If Gumby had gone on a mystical journey through space and time – starting perhaps in an ancient Congolese village, making a left turn in King Louis XV’s court, rolling through an Andy Goldsworthy installation and ending up at an all night Mardi Gras bash – he might end up looking like one of Nick Cave’s freakishly beautiful “Soundsuits.”
On display at the Fowler Museum in L.A. until the end of May are 35 of the artist/dancer’s costume creations. As beautiful and haunting as these works are standing still, they can’t be fully appreciated unless seen and heard. In the tradition of African tribal masks and costumes, these “sculptures” are meant to be danced in, transforming the wearer into a god, an animal, a tree, a bogeyman.
This is the art of reclamation. Nick Cave said he was inspired to create his first soundsuit right after the Rodney King beatings, a reclamation of black power which drew on ancient tribal precedents, transfiguring a million twigs into a single 8’ tall crunchy, rustling monster.
Inside the first sound suit, man becomes nature -- a bogeyman on a mission to transform vanishing fragments of times past into living breathing form.
The first soundsuit sent Cave on his path. Each of his subsequent creations would be fabricated almost entirely from found or discarded objects – buttons, old swatches of fabric, socks or hats, crotched potholders, old tins, vintage toys or ceramic birds, even died human hair.
Cave collages together these artifacts which serve both to acknowledge the old days (when people had time to actually hand knit an intricately patterned hot pad) and to celebrate the pure graphic qualities of a simple thing taken dramatically into a new context.
Cave is attracted to the “low craft high art things that are discarded…devalued” because, as he says, they offer an opportunity for him and his audience to “renegotiate their roles.”

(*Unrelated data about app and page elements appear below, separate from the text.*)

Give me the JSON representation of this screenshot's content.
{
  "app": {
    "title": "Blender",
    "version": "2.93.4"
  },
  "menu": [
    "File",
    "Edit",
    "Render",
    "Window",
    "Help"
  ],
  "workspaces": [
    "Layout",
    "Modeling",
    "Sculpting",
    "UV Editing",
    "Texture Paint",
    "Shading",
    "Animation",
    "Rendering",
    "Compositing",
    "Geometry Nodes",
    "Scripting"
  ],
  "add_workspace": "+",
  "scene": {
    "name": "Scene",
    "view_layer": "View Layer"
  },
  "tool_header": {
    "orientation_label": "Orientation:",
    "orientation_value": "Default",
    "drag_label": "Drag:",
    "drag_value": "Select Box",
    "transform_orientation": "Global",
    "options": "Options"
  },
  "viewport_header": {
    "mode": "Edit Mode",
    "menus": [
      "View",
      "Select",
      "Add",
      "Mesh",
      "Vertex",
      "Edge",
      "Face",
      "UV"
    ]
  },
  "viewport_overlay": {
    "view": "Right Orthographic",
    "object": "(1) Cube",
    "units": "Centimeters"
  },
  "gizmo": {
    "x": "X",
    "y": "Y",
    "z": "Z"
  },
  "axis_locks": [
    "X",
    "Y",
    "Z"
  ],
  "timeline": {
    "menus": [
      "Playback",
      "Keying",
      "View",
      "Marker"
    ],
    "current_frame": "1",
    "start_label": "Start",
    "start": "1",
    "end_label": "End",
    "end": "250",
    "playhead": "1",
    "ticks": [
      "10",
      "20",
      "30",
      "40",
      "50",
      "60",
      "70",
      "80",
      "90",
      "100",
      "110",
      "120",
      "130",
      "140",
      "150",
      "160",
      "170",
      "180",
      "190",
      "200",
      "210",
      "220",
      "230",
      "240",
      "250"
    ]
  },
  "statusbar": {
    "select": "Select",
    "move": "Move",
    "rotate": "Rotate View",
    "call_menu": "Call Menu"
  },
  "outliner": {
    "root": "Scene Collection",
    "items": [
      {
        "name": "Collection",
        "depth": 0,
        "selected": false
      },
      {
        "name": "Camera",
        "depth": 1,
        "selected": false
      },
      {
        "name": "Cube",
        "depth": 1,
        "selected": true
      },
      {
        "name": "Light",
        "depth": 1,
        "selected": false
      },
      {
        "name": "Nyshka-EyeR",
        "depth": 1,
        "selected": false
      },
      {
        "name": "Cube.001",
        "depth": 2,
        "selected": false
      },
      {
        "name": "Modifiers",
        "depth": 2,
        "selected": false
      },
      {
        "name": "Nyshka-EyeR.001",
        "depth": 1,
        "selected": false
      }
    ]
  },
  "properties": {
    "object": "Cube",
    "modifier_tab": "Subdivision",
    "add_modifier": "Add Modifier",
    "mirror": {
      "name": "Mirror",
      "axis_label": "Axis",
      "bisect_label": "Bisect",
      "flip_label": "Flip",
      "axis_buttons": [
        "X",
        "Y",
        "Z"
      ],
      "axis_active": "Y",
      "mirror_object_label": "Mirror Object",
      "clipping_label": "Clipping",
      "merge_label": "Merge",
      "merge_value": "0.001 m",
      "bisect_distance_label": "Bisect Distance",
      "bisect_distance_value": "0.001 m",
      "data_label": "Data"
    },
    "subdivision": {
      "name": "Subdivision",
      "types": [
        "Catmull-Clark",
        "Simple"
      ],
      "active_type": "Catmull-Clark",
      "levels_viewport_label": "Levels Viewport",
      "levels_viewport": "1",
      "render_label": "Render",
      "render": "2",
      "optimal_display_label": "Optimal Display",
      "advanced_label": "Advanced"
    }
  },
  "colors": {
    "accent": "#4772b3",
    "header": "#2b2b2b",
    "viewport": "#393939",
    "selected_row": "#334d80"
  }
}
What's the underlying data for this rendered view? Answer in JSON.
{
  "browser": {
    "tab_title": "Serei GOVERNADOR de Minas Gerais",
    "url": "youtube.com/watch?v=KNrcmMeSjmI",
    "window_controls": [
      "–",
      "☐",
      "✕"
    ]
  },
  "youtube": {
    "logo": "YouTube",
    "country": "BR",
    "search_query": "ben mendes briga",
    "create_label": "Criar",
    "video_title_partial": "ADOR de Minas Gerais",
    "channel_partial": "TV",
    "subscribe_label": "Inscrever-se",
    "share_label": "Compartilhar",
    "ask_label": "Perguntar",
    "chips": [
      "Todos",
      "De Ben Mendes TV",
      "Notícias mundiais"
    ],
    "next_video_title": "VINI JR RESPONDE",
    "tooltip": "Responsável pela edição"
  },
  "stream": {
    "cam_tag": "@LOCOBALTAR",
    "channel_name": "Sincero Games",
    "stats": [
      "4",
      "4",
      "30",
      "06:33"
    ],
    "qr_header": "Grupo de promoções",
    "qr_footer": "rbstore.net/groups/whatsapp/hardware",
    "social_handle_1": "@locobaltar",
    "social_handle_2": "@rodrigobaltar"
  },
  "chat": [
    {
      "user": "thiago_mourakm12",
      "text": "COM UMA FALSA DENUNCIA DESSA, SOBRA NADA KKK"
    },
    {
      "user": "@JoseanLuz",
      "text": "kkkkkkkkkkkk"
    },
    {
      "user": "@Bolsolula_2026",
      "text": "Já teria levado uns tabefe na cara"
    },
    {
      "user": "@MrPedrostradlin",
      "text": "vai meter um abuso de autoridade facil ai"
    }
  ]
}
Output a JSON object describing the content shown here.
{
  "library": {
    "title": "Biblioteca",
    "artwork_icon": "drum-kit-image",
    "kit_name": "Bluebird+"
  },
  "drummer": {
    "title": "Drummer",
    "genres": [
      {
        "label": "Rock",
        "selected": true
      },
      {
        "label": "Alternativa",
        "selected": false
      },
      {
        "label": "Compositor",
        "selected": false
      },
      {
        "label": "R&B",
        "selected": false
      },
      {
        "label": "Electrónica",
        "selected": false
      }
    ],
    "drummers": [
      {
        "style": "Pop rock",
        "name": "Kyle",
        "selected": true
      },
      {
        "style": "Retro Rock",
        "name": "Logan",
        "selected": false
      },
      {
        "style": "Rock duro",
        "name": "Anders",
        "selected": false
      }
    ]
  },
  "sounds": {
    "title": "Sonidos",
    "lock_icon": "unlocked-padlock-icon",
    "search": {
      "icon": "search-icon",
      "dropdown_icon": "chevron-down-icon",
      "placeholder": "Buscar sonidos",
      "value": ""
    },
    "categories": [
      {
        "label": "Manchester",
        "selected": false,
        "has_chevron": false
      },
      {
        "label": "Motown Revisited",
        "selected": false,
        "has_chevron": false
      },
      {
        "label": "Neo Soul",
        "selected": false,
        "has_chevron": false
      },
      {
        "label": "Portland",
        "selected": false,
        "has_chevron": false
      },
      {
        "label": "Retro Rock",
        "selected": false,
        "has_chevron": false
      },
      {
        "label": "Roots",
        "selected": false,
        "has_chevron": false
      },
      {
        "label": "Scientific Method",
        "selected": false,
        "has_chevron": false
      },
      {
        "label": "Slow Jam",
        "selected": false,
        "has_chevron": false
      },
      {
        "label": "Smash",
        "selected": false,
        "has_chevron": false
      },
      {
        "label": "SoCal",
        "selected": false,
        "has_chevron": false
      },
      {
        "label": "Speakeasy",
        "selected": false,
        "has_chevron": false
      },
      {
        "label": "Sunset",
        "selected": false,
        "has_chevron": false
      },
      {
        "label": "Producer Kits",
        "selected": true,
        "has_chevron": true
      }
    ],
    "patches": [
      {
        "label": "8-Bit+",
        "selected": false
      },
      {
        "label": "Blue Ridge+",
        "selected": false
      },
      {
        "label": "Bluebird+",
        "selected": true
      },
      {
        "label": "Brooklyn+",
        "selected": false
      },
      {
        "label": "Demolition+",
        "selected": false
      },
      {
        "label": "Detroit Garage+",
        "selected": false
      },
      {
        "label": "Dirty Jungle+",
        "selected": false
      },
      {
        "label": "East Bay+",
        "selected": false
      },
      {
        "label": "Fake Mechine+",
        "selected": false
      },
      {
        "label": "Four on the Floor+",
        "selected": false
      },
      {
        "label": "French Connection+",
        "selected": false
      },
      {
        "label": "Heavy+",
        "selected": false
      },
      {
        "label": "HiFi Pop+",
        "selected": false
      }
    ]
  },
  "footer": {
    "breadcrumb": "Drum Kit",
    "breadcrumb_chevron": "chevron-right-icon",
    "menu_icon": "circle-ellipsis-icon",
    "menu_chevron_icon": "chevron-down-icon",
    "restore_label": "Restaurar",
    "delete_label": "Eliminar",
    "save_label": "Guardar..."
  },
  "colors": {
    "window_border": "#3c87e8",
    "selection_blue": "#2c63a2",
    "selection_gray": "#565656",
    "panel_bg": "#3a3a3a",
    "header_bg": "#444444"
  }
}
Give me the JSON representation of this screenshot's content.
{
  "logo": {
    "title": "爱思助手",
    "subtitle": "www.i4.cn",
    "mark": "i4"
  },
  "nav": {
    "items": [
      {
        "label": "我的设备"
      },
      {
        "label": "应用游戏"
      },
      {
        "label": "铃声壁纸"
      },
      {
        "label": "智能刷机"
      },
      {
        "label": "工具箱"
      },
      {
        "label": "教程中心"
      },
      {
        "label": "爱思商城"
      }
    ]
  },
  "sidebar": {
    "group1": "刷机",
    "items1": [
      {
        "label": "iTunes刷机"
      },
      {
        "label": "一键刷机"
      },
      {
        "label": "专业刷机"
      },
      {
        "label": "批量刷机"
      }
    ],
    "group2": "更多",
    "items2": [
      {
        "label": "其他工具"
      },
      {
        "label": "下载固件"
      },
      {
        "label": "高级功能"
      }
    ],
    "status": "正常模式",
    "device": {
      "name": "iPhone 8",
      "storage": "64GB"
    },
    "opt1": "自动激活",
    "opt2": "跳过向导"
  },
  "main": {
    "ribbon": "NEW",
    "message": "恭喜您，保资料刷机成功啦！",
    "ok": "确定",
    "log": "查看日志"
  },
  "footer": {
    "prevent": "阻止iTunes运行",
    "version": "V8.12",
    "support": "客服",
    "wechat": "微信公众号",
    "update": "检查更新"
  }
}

It strikes me that we are a society desperately in need of renegotiating our agreements with the corporate-driven forces of homogeneity, and Nick Cave’s noisy, outlandish, color saturated art gives some hints about where to start.
- Karl Burkart